Note

While these syncs happen once a week, the process of communicating with team members and working on tasks / deliverables can be dynamic and constantly updating. The syncs are just to get everyone on the same page.

Monthly team meetings

The 2i2c Team meets the first Monday of each month for two hours. This is an opportunity to speak face-to-face, discuss major issues and work items, and coordinate around our major next steps.

We use this HackMD for our team meeting notes and agenda.

See the Team Calendar page for information about when and where the meetings are held.

Taking time off

First and foremost, 2i2c fosters a culture of healthy balance between work and life. All 2i2c team members should take the time they need to thrive - this will both make you happier and help us accomplish our mission most effectively.

The 2i2c team uses a shared Google Calendar to keep track of when team members will be away. Everyone at 2i2c has access to it, and has the ability to add events to this calendar.

Use the Calendar to let the team know you’re taking time off.
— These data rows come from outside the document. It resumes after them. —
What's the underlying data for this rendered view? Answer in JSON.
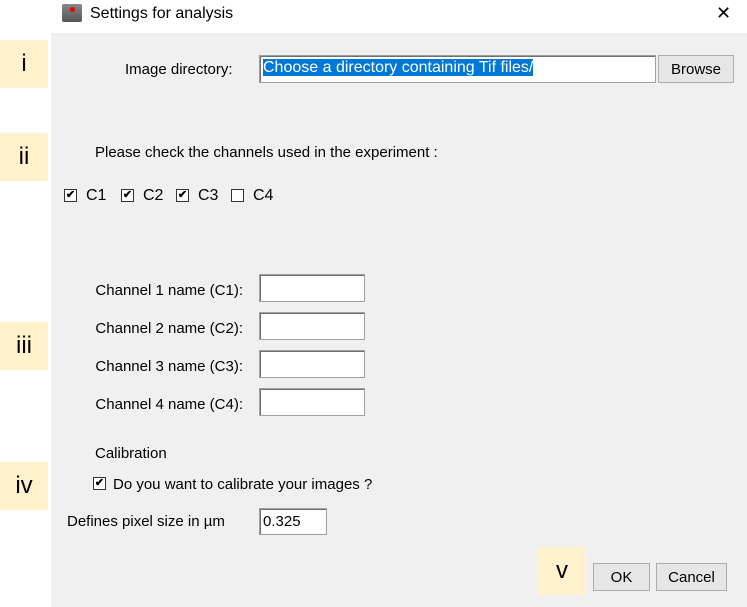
{
  "window": {
    "title": "Settings for analysis",
    "close": "✕"
  },
  "tags": [
    "i",
    "ii",
    "iii",
    "iv",
    "v"
  ],
  "directory": {
    "label": "Image directory:",
    "value": "Choose a directory containing Tif files/",
    "browse": "Browse"
  },
  "channels": {
    "prompt": "Please check the channels used in the experiment :",
    "items": [
      {
        "label": "C1",
        "checked": true
      },
      {
        "label": "C2",
        "checked": true
      },
      {
        "label": "C3",
        "checked": true
      },
      {
        "label": "C4",
        "checked": false
      }
    ]
  },
  "names": [
    {
      "label": "Channel 1 name (C1):",
      "value": ""
    },
    {
      "label": "Channel 2 name (C2):",
      "value": ""
    },
    {
      "label": "Channel 3 name (C3):",
      "value": ""
    },
    {
      "label": "Channel 4 name (C4):",
      "value": ""
    }
  ],
  "calibration": {
    "heading": "Calibration",
    "checkbox_label": "Do you want to calibrate your images ?",
    "checked": true,
    "pixel_label": "Defines pixel size in µm",
    "pixel_value": "0.325"
  },
  "buttons": {
    "ok": "OK",
    "cancel": "Cancel"
  }
}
Here are the reasons that you might do so:

Personal Time Off: If you’re taking personal time off (e.g., vacation, holidays, personal leave, etc), add an event to this calendar with a title to let others know you’ll be away.

For example:

AWAY: <your name> - <optional reason>

Reduced time: If you expect to be on reduced time for an extended period, please use the calendar for this as well.

For example:

REDUCED: <your name> - <optional reason>

Holidays: Please add any national holidays for your location of residence if you expect that you (or others in your location) may take time off for this as well.

For example:

HOLIDAY: <holiday name>